Students Unions at different campuses are urging students to be vigilant following growing reports of drink spiking and spiking via injection in bars and nightclubs across parts of Ireland and Britain.
Munster Technological University Kerry’s Student’s Union President, Chris Clifford said they are aware of six students who had their drinks spiked during their Freshers Week.
“It happened in a venue that wasn’t associated with the Students’ Union.

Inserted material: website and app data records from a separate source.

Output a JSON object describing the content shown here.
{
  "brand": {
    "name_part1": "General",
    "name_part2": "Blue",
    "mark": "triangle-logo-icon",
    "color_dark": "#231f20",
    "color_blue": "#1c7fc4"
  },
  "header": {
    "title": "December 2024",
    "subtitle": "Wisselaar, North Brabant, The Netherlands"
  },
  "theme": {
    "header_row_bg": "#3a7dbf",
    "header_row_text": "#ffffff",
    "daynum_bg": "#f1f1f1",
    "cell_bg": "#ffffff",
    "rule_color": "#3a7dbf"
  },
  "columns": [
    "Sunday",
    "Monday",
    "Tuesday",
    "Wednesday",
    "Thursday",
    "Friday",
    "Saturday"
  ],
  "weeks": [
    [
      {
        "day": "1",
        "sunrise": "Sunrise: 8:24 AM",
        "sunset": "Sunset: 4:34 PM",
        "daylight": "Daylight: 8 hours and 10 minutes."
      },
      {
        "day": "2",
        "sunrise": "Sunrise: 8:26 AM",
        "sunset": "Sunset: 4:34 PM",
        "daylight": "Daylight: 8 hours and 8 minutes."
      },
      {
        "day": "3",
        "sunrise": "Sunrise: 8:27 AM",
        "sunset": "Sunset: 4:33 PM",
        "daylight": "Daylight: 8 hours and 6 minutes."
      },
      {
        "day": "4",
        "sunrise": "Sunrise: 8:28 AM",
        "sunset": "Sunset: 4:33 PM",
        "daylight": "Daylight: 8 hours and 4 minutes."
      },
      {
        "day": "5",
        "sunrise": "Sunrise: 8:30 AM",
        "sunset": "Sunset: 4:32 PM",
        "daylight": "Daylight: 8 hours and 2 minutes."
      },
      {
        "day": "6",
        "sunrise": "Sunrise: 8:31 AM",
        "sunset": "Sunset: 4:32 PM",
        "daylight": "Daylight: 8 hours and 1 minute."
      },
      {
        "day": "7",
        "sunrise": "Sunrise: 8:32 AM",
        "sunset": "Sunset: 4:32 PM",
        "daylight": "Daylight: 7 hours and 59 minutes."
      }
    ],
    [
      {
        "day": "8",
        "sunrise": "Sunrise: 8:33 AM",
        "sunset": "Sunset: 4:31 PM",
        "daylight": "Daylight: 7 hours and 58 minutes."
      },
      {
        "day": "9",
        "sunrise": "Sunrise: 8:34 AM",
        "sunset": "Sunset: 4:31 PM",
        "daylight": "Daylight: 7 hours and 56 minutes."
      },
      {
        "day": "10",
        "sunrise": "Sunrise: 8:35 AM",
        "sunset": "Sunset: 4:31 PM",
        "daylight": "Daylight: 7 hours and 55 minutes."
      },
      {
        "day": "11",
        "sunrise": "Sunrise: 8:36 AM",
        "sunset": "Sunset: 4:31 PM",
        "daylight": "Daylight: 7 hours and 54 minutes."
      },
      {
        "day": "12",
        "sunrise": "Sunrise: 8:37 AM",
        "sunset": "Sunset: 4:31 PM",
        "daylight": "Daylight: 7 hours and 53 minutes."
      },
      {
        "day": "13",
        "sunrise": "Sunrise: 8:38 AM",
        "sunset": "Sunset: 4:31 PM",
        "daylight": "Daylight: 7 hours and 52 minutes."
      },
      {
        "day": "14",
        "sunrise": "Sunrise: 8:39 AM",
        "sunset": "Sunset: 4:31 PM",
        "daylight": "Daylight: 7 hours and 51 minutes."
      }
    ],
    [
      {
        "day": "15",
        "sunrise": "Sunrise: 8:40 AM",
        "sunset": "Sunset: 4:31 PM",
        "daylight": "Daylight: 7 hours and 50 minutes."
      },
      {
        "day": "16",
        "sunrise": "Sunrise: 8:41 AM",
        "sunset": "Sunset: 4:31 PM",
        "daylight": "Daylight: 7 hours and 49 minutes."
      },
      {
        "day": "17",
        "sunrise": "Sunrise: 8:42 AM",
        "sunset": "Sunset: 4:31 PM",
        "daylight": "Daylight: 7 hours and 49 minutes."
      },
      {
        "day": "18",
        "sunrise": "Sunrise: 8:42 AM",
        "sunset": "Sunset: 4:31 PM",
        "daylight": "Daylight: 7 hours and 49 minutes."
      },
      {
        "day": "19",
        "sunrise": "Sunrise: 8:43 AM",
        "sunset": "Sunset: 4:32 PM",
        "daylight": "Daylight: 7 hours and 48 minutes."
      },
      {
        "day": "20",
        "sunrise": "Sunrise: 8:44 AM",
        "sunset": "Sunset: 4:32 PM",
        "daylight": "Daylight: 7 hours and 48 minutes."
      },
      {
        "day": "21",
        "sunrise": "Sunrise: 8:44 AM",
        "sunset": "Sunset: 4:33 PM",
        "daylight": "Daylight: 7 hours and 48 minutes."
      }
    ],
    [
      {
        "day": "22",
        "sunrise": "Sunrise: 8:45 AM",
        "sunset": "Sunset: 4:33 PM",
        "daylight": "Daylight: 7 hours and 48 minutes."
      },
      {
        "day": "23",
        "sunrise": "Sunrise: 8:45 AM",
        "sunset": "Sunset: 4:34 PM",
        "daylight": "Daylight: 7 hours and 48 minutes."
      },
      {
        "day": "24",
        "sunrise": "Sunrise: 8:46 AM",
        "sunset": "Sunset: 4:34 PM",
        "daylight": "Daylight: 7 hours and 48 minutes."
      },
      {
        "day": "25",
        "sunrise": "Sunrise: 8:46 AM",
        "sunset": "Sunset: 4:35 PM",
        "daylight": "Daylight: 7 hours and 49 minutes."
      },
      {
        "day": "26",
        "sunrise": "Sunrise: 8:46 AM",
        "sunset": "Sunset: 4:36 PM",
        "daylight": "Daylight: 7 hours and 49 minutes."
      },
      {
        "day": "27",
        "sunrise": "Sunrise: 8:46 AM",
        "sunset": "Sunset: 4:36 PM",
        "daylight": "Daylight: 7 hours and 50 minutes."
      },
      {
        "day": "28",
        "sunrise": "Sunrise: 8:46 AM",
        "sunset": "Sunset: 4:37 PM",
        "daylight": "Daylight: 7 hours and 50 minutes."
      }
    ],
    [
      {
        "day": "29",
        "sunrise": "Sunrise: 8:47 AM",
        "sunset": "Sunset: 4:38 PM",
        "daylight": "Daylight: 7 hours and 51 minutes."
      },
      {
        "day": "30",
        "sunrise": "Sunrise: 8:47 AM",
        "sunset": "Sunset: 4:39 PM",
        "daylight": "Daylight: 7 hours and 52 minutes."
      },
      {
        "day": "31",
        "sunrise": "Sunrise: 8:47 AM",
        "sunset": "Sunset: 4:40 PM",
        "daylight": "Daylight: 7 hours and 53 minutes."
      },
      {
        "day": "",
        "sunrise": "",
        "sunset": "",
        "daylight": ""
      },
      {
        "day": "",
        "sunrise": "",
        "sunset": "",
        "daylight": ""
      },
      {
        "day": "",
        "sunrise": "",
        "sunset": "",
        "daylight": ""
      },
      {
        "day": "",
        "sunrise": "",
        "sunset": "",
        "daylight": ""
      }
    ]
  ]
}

They came to us separately with the report,” he said.
On the back of the reports, the Union ran a campaign to raise awareness on the issue by placing lollipops in students’ drinks to show them how easily a drink can be spiked.
“Our first and second years have probably never stepped foot in a nightclub in a normal environment so just to give them the awareness because the last the last thing we want to do is victim blame,” said Mr Clifford.
To date, there have been 198 confirmed reports of drink spiking in September and October across various parts of the UK, plus 24 reports of some form of injection.
Mary Crilly from the Cork Sexual Violence Centre said that while they have seen cases of drinks being spiked with drugs or additional alcohol, they have not seen cases of people being spiked via injection
“It’s just a new way of doing it,” she said.
Ms Crilly urged people to call out peers on unacceptable behaviours such as this if they see it happening.
University College Dublin's union said it has also heard reports from students about potential instances of spiking during the first semester.
As students across the country return to nightlife following the lifting of Covid-19 restrictions, the union issued a number of posts on social media over the bank holiday weekend to highlight the signs of a spiking.
Molly Greenough, UCDSU welfare officer said it is “incredibly disheartening” to see the rise in reported cases of spiking both here and in Britain.
“It is vital to emphasise that the onus never lies on the victim to not be spiked, but rather on the perpetrator to not commit such a heinous crime," she said.
The union added that while it can be a tough conversation to have, it’s important for those in a position of privilege to safely call out peers on unacceptable behaviours when they see them happening.
“We can all play a part in developing a culture of consent, compassion, and community,” added Ms Greenough.
We have all heard the reports of a surge in spiking in Ireland and the UK.— UCD Students' Union (@UCDSU) October 26, 2021
Above all else, we want you to be safe, take a look at our graphic for info on some potential signs of spiking.
See also, HSE guidance if you have been spiked - https://t.co/1swHWW6zME pic.twitter.com/2dIWIIuvjP
Now more than ever, students have to be aware of the dangers of going out and how they can best look out for each other and have the best experience possible, said Niamh Scully, UCDSU’s Gender Equality Campaign Co-ordinator.
“There are signs we can look out for if someone has been spiked and knowing these helps us look out for each other and protect victims of these assaults.”
The Union also said that students should consult the HSE guidance if they think that they or a friend have been spiked.
It comes following numerous reports of drink spiking or of injection spiking across Britain over the past two months.
The HSE has said it is “keeping a close eye” on the reopened night-time economy here on the back of those reports.
A number of police forces in Britain say they are conducting investigations into a multitude of ‘injection spiking’ reports and at least three young men have been arrested so far.
In Brighton, it was yesterday confirmed that detectives are investigating six reports of women being injected while on nights out during the past week.
Victims of ‘spiking’ in Ireland have been advised to come forward and report all incidents to local Gardaí.
An Garda Síochána said it is not in a position to verify the contents of the highlighted social media activity and has not recorded any incidents of this nature at this time.
Gardaí said advice on drink spiking and related public health issues are a matter for the HSE and advice can be found on hse.ie.
Any incident of this type of crime including those with evidence to suggest a link with ‘spiking’ will be investigated by either local Gardaí supported by or attached to Divisional Proactive Services Units.
Details of how to report can be found on garda.ie.